(SALT LAKE CITY, UTAH) – Today, Ski Utah along with seven ski resort mangers released a new map detailing lift alignments of two of the three potential connections for an over-the-snow interconnect between all seven resorts via chairlift and ski run called ONE Wasatch.  ONE Wasatch would offer the largest lift-served ski experience in North America – over 18,000 acres, 100 lifts and more than 750 runs, all on one pass. And all on “The Greatest Snow on Earth.”

The two lift alignments are located on the attached map and include:

  1. Solitude (Big Cottonwood) to/from Alta (Little Cottonwood)
  2. Park City Mountain Resort (Summit County) to/from Brighton (Big Cottonwood)

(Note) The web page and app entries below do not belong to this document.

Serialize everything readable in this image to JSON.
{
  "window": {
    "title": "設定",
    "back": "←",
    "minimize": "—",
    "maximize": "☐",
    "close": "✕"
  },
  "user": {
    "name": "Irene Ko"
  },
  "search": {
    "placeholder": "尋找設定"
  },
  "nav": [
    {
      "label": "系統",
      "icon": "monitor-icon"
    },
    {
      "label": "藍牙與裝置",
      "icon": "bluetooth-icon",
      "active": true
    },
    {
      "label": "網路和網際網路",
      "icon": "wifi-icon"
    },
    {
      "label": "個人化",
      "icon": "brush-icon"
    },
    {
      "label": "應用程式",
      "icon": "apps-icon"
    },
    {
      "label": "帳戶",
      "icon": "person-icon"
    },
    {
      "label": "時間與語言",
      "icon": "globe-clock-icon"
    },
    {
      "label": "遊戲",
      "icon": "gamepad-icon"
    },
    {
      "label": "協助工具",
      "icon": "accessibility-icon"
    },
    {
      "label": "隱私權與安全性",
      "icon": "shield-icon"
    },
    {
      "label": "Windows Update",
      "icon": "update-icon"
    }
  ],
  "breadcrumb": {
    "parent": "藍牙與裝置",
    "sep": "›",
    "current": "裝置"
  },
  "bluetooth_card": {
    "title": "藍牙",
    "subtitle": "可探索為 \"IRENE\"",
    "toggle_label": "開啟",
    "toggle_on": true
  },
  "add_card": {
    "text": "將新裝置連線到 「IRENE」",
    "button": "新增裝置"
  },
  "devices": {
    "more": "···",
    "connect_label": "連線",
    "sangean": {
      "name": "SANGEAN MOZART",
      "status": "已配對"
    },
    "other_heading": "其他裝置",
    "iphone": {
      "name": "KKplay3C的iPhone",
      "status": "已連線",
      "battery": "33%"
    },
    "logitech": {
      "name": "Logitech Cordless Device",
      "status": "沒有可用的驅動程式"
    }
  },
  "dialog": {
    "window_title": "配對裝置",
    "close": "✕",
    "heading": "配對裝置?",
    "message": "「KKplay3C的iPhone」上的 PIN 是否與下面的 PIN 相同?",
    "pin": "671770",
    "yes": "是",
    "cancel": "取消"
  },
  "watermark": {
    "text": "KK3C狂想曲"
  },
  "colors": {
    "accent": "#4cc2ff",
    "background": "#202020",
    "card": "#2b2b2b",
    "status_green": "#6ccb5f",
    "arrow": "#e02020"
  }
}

The third connection between Canyons Resort to/from Park City Mountain Resort will be determined at a later date.

“Connecting seven of Utah’s finest ski resorts while preserving both our water quality and an unrivaled backcountry experience is not an impossible task,” said Nathan Rafferty, president and CEO – Ski Utah.  “Today we have decided to move a step forward in the vision process by conceptualizing lift alignments on a map to continue providing information to the public, encouraging dialog and listening to feedback about these potential connections.”

In addition to the release of the map, Ski Utah shared results of a survey they conducted about the ONE Wasatch concept. The survey was sent to more than 35,000 individual online subscribers of their monthly newsletter and snow reports. Since the respondents cover all types of recreationists that follow snow/skiing and riding conditions, we can infer they include both downhill as well as backcountry users.  The following summarizes a review of the responses.

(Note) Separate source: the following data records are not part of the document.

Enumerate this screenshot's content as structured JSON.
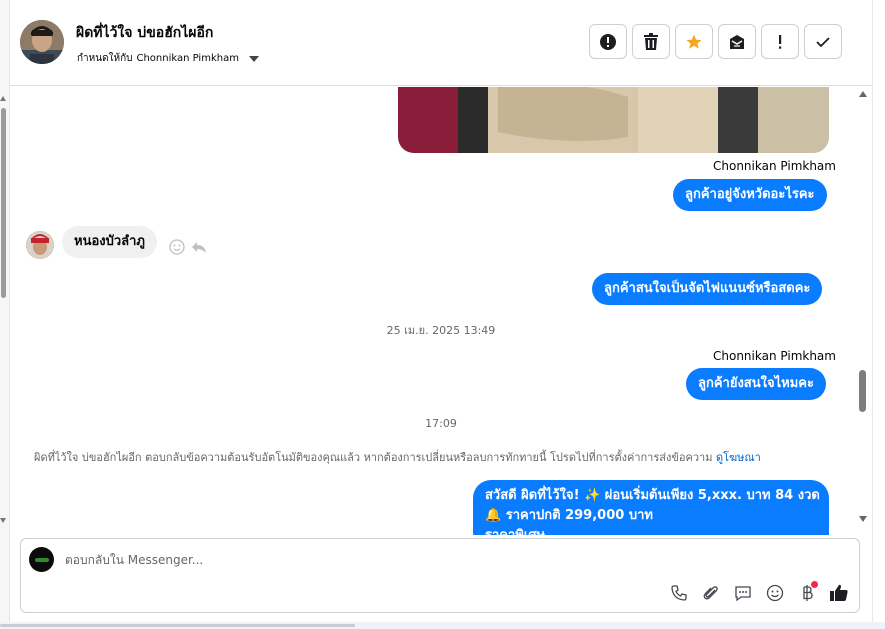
{
  "header": {
    "title": "ผิดที่ไว้ใจ บ่ขอฮักไผอีก",
    "assign_label": "กำหนดให้กับ",
    "assignee": "Chonnikan Pimkham"
  },
  "actions": [
    {
      "name": "report",
      "icon": "exclamation-circle-icon"
    },
    {
      "name": "delete",
      "icon": "trash-icon"
    },
    {
      "name": "star",
      "icon": "star-icon",
      "color": "#f5a623"
    },
    {
      "name": "mark-spam",
      "icon": "envelope-x-icon"
    },
    {
      "name": "follow-up",
      "icon": "exclamation-icon"
    },
    {
      "name": "done",
      "icon": "checkmark-icon"
    }
  ],
  "messages": {
    "sender_1": "Chonnikan Pimkham",
    "out_1": "ลูกค้าอยู่จังหวัดอะไรคะ",
    "in_1": "หนองบัวลำภู",
    "out_2": "ลูกค้าสนใจเป็นจัดไฟแนนซ์หรือสดคะ",
    "timestamp_1": "25 เม.ย. 2025 13:49",
    "sender_2": "Chonnikan Pimkham",
    "out_3": "ลูกค้ายังสนใจไหมคะ",
    "timestamp_2": "17:09",
    "system_note": "ผิดที่ไว้ใจ บ่ขอฮักไผอีก ตอบกลับข้อความต้อนรับอัตโนมัติของคุณแล้ว หากต้องการเปลี่ยนหรือลบการทักทายนี้ โปรดไปที่การตั้งค่าการส่งข้อความ",
    "system_link": "ดูโฆษณา",
    "welcome_line_1": "สวัสดี ผิดที่ไว้ใจ! ✨  ผ่อนเริ่มต้นเพียง 5,xxx. บาท 84 งวด",
    "welcome_line_2": "🔔 ราคาปกติ 299,000 บาท",
    "welcome_line_3": "ราคาพิเศษ..."
  },
  "composer": {
    "placeholder": "ตอบกลับใน Messenger...",
    "tools": [
      "phone-icon",
      "paperclip-icon",
      "saved-reply-icon",
      "emoji-icon",
      "baht-icon",
      "thumbs-up-icon"
    ]
  },
  "colors": {
    "bubble_out": "#0a7cff",
    "bubble_in": "#f0f0f0",
    "link": "#0064d1",
    "star": "#f5a623"
  }
}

Of the 35,468 survey requests, 3,009 completed the survey—a response rate of almost 9 percent.

  • A high number—77% of the respondents—have heard of ONE Wasatch.
  • Of those that have heard of the concept, 73% of the overall respondents believed the concept was a somewhat or very good idea, while only 19% thought that it was a somewhat or very bad idea; 8% were not sure (nearly 4 to 1 margin of favorable vs unfavorable responses)
  • The respondents, by an overwhelming margin, indicated they would use ONE Wasatch once it was completed–71% said they were somewhat or very likely to use it, compared to 25% that said they were somewhat or not very likely to use it (almost 3 to 1 in favor).

For more information regarding ONE Wasatch please visit our website at

For media information, contact Ski Utah Director of Communications Susie English at 801.433.2016 or by email at


Ski Utah is the marketing firm owned and operated by the 15 statewide ski resorts that make up the Utah Ski and Snowboard Association. The organization has been creating brand awareness of and demand for the Utah wintersports product since its inception in 1978. Ski Utah’s primary functions are concentrated in marketing, public policy and public relations. Information about Ski Utah and its members can be found at, on Twitter and Instagram @SkiUtah and on Facebook at This release and other press information can be found in the online press room at /News/.